(Exercise requirements):
Find all the lines in the entries below that hold the word "Ctrl" and copy them.

(Records from a collection):
[Start of Attachment]

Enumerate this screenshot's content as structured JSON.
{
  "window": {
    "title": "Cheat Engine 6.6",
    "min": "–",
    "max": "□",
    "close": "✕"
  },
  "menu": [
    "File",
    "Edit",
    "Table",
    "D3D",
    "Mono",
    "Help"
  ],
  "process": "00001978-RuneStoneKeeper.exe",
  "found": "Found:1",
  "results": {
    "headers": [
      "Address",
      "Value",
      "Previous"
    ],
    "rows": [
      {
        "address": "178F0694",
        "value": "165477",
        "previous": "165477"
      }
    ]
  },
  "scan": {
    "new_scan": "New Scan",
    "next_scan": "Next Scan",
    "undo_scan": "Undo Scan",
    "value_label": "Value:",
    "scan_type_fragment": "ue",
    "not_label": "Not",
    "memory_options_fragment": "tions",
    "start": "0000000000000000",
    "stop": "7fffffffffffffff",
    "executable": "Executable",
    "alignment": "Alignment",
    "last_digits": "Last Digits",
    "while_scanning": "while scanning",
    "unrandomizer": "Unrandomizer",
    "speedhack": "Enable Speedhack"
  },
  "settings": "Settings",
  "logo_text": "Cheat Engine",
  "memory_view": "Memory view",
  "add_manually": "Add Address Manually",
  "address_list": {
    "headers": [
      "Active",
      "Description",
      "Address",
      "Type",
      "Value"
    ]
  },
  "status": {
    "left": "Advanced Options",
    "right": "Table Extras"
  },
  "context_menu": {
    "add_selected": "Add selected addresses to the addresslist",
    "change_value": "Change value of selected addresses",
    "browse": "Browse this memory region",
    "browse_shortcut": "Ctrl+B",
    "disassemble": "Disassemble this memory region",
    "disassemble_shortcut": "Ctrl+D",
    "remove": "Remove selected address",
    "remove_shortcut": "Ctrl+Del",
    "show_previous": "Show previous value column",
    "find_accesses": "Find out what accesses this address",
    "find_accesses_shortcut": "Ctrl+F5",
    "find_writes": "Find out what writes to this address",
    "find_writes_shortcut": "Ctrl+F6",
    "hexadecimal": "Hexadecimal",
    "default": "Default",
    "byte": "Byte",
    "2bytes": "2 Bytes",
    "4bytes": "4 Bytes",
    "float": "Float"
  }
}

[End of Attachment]

(Response to the task):
    "browse_shortcut": "Ctrl+B",
    "disassemble_shortcut": "Ctrl+D",
    "remove_shortcut": "Ctrl+Del",
    "find_accesses_shortcut": "Ctrl+F5",
    "find_writes_shortcut": "Ctrl+F6",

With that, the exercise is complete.